Executive Summary: Health of the Salish Sea Report
The Health of the Salish Sea Report is a joint initiative between EPA and Environment and Climate Change Canada. It describes trends that help us identify priorities for action across the entire Salish Sea.
Coast Salish people have lived in balance within the Salish Sea ecosystem since time immemorial. Currently, over seven million people live in the areas around the Salish Sea, benefiting from the resources the ecosystem provides.
By the year 2025, we can expect the population in the Salish Sea ecosystem to expand to over nine million people. Sustainability of the Salish Sea ecosystem is critical to our continued use and enjoyment of this place.
In 2000, EPA and Environment Canada signed a Joint Statement of Cooperation to facilitate cross-border understanding, dialogue, and collaboration on Salish Sea issues. Under this partnership, we selected a set of "ecosystem indicators" to help show where we are seeing progress in sustainably managing the Salish Sea ecosystem and its valuable resources, where conditions are declining, and where course corrections are needed.
The ten indicators address the following questions:
- What's happening?
- Why is it important?
- Why is it happening?
- What are we doing about it?

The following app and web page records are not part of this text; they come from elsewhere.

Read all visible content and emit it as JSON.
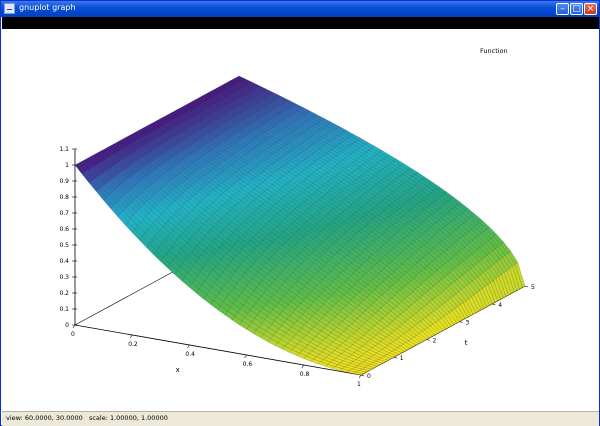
{
  "window": {
    "title": "gnuplot graph",
    "minimize_icon": "minimize-icon",
    "maximize_icon": "maximize-icon",
    "close_icon": "close-icon"
  },
  "status": {
    "text": "view: 60.0000, 30.0000   scale: 1.00000, 1.00000"
  },
  "chart_data": {
    "type": "surface",
    "title": "",
    "legend": {
      "entries": [
        "Function"
      ],
      "placement": "top-right"
    },
    "xlabel": "x",
    "ylabel": "t",
    "zlabel": "",
    "xlim": [
      0,
      1
    ],
    "ylim": [
      0,
      5
    ],
    "zlim": [
      0,
      1.1
    ],
    "x_ticks": [
      "0",
      "0.2",
      "0.4",
      "0.6",
      "0.8",
      "1"
    ],
    "t_ticks": [
      "0",
      "1",
      "2",
      "3",
      "4",
      "5"
    ],
    "z_ticks": [
      "0",
      "0.1",
      "0.2",
      "0.3",
      "0.4",
      "0.5",
      "0.6",
      "0.7",
      "0.8",
      "0.9",
      "1",
      "1.1"
    ],
    "view": {
      "rot_x": 60,
      "rot_z": 30
    },
    "surface_samples": {
      "x": [
        0,
        0.2,
        0.4,
        0.6,
        0.8,
        1
      ],
      "t": [
        0,
        0.5,
        1,
        2,
        3,
        4,
        5
      ],
      "z": [
        [
          1,
          0.64,
          0.36,
          0.16,
          0.04,
          0
        ],
        [
          1,
          0.78,
          0.58,
          0.4,
          0.22,
          0
        ],
        [
          1,
          0.84,
          0.68,
          0.52,
          0.34,
          0
        ],
        [
          1,
          0.9,
          0.78,
          0.65,
          0.5,
          0
        ],
        [
          1,
          0.93,
          0.84,
          0.72,
          0.58,
          0
        ],
        [
          1,
          0.95,
          0.87,
          0.77,
          0.62,
          0
        ],
        [
          1,
          0.96,
          0.89,
          0.8,
          0.65,
          0
        ]
      ]
    },
    "colors": {
      "low": "#f0e21d",
      "mid": "#21a583",
      "cyan": "#1fc4d6",
      "high": "#46137f"
    }
  }
}
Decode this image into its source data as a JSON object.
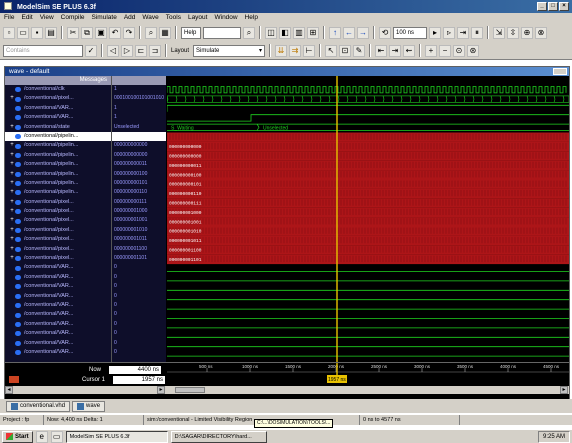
{
  "window": {
    "title": "ModelSim SE PLUS 6.3f"
  },
  "menu": [
    "File",
    "Edit",
    "View",
    "Compile",
    "Simulate",
    "Add",
    "Wave",
    "Tools",
    "Layout",
    "Window",
    "Help"
  ],
  "toolbar": {
    "help_field": "Help",
    "run_length": "100 ns",
    "layout_label": "Layout",
    "layout_value": "Simulate",
    "contains_placeholder": "Contains"
  },
  "wave_window": {
    "title": "wave - default",
    "messages_header": "Messages",
    "signals": [
      {
        "name": "/conventional/clk",
        "value": "1",
        "expand": false,
        "selected": false
      },
      {
        "name": "/conventional/pixel...",
        "value": "000100100101001010",
        "expand": true,
        "selected": false
      },
      {
        "name": "/conventional/VAR...",
        "value": "1",
        "expand": false,
        "selected": false
      },
      {
        "name": "/conventional/VAR...",
        "value": "1",
        "expand": false,
        "selected": false
      },
      {
        "name": "/conventional/state",
        "value": "Unselected",
        "expand": true,
        "selected": false
      },
      {
        "name": "/conventional/pipelin...",
        "value": "",
        "expand": true,
        "selected": true
      },
      {
        "name": "/conventional/pipelin...",
        "value": "000000000000",
        "expand": true,
        "selected": false
      },
      {
        "name": "/conventional/pipelin...",
        "value": "000000000000",
        "expand": true,
        "selected": false
      },
      {
        "name": "/conventional/pipelin...",
        "value": "000000000011",
        "expand": true,
        "selected": false
      },
      {
        "name": "/conventional/pipelin...",
        "value": "000000000100",
        "expand": true,
        "selected": false
      },
      {
        "name": "/conventional/pipelin...",
        "value": "000000000101",
        "expand": true,
        "selected": false
      },
      {
        "name": "/conventional/pipelin...",
        "value": "000000000110",
        "expand": true,
        "selected": false
      },
      {
        "name": "/conventional/pixel...",
        "value": "000000000111",
        "expand": true,
        "selected": false
      },
      {
        "name": "/conventional/pixel...",
        "value": "000000001000",
        "expand": true,
        "selected": false
      },
      {
        "name": "/conventional/pixel...",
        "value": "000000001001",
        "expand": true,
        "selected": false
      },
      {
        "name": "/conventional/pixel...",
        "value": "000000001010",
        "expand": true,
        "selected": false
      },
      {
        "name": "/conventional/pixel...",
        "value": "000000001011",
        "expand": true,
        "selected": false
      },
      {
        "name": "/conventional/pixel...",
        "value": "000000001100",
        "expand": true,
        "selected": false
      },
      {
        "name": "/conventional/pixel...",
        "value": "000000001101",
        "expand": true,
        "selected": false
      },
      {
        "name": "/conventional/VAR...",
        "value": "0",
        "expand": false,
        "selected": false
      },
      {
        "name": "/conventional/VAR...",
        "value": "0",
        "expand": false,
        "selected": false
      },
      {
        "name": "/conventional/VAR...",
        "value": "0",
        "expand": false,
        "selected": false
      },
      {
        "name": "/conventional/VAR...",
        "value": "0",
        "expand": false,
        "selected": false
      },
      {
        "name": "/conventional/VAR...",
        "value": "0",
        "expand": false,
        "selected": false
      },
      {
        "name": "/conventional/VAR...",
        "value": "0",
        "expand": false,
        "selected": false
      },
      {
        "name": "/conventional/VAR...",
        "value": "0",
        "expand": false,
        "selected": false
      },
      {
        "name": "/conventional/VAR...",
        "value": "0",
        "expand": false,
        "selected": false
      },
      {
        "name": "/conventional/VAR...",
        "value": "0",
        "expand": false,
        "selected": false
      },
      {
        "name": "/conventional/VAR...",
        "value": "0",
        "expand": false,
        "selected": false
      }
    ],
    "state_labels": [
      "S_Waiting",
      "Unselected"
    ],
    "now_label": "Now",
    "now_value": "4400 ns",
    "cursor_label": "Cursor 1",
    "cursor_value": "1957 ns",
    "cursor_marker": "1957 ns",
    "time_ticks": [
      "500 ns",
      "1000 ns",
      "1500 ns",
      "2000 ns",
      "2500 ns",
      "3000 ns",
      "3500 ns",
      "4000 ns",
      "4500 ns"
    ]
  },
  "tabs": [
    "conventional.vhd",
    "wave"
  ],
  "status": {
    "project": "Project : fp",
    "now": "Now: 4,400 ns  Delta: 1",
    "context": "sim:/conventional - Limited Visibility Region",
    "range": "0 ns to 4577 ns"
  },
  "tooltip": "C:\\...\\DOSIMULATION\\TOOLS\\...",
  "taskbar": {
    "start": "Start",
    "tasks": [
      "ModelSim SE PLUS 6.3f",
      "D:\\SAGAR\\DIRECTORY\\hard..."
    ],
    "clock": "9:25 AM"
  },
  "colors": {
    "wave_green": "#1fd41f",
    "bus_red": "#c0171b",
    "cursor_yellow": "#e8c200",
    "title_blue": "#0a246a"
  }
}
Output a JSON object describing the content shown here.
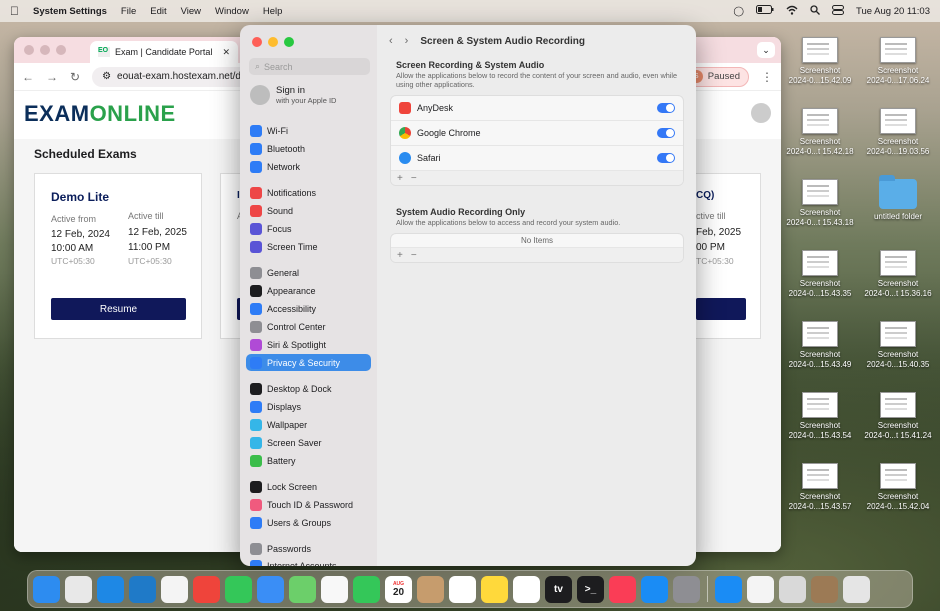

For each indicator, we also present Coast Salish traditional ecological knowledge as "sustainable perspectives." Coast Salish knowledge allows us to extend the timeline for indicators and draw attention to the significance of connections among indicators.
We see positive trends on some issues, such as improving air quality and reductions in certain persistent toxic chemicals in the aquatic food web. Other issues, such as habitat protection and water quality, need more attention.
Below are summaries of the ten indicators we're studying. To learn more about the status of each indicator, follow the links provided to our full reports.
Air Quality (Fine Particulates) - Improving
13 of the 14 air monitoring stations in our study meet both Canadian and U.S. standards, and air quality is generally improving thanks to new actions in Washington and British Columbia that control sources of air pollution.
Marine Species at Risk - Declining
Between 2008 and 2011, 23 new species were identified as threatened or of concern, representing the greatest increase since reporting was established in 2002.
Chinook Salmon - Declining
Chinook salmon populations are down 60% since the Pacific Salmon Commission began tracking salmon data in 1984.
Southern Resident Killer Whales - Declining
Despite recent births in the second half of 2015 and beginning 2016, there has been a net loss of Southern Resident Killer Whales since 2011. This trend along with the continued decline of Chinook salmon, and the noted appearance of emaciation among members of the local pods, are reasons we are downgrading the previous status of Southern Resident Killer Whales from a neutral trend to a declining trend.
Toxics in the Food Web: Pacific Herring and Harbor Seals - Improving
Levels of PCBs in harbor seals have been declining since the 1980s, though the decline has slowed in recent years. Levels of flame retardant chemicals - called PBDEs - are also declining in harbor seals.
Freshwater Quality - Improving
Of the seventeen rivers we assessed, none showed statistically significant declining trends over the ten year period from 2000 to 2010. Though twelve of the rivers either regularly or occasionally exceeded water quality guidelines, improving trends were observed in three of the rivers (Samish, Nisqually, and Deschutes).
Marine Water Quality - Declining
Marine dissolved oxygen is showing a long term decline in the waters of Puget Sound and in the deeper waters of Georgia Strait. Marine Water Condition Index scores also have been in general decline over the past ten years for many areas in Puget Sound.
Stream Flow - Declining
10 of the 17 rivers we studied showed decreasing summer flow trends since 1975. Five of the remaining seven rivers showed only minor increases or decreases in flow. Streamflow is vital to how humans and aquatic organisms use Salish Sea waterways. Humans put demands on waterways that can severely degrade and disrupt natural processes, such as salmon migrations.
Human Well-Being Indicators
Shellfish Harvesting - Neutral
Between 2007 and 2016, over 3,800 acres of previously closed shellfish beds in Puget Sound have been upgraded or re-opened due to improvements in water quality. However, there has also been an overall increase in the number of acres of shellfish beds that are prohibited or restricted from harvesting. This increasing trend is due partly to increased water quality monitoring, changes in classifying closed areas and methods of mapping beach closures.
Swimming Beaches - Neutral
Overall, nearly three-quarters of swimming beaches in the Salish Sea consistently meet standards. This indicator is also closely linked to local actions.
We all have a common interest and a responsibility to protect and restore the Salish Sea. Government action alone cannot address these issues.
Community groups, non-profits, tribal governments, cities and municipalities are delivering protection and restoration work that's showing results. Important examples of this work be found at:
- Puget Sound Recovery Atlas Exit (an interactive atlas of Puget Sound recovery activities)
- Environment and Climate Change Canada's EcoAction Community Funding Program Exit
More action is needed. You can use the ecosystem indicators presented in this report to encourage conversation, identify partners in collaboration, and inspire action to improve ecosystem health.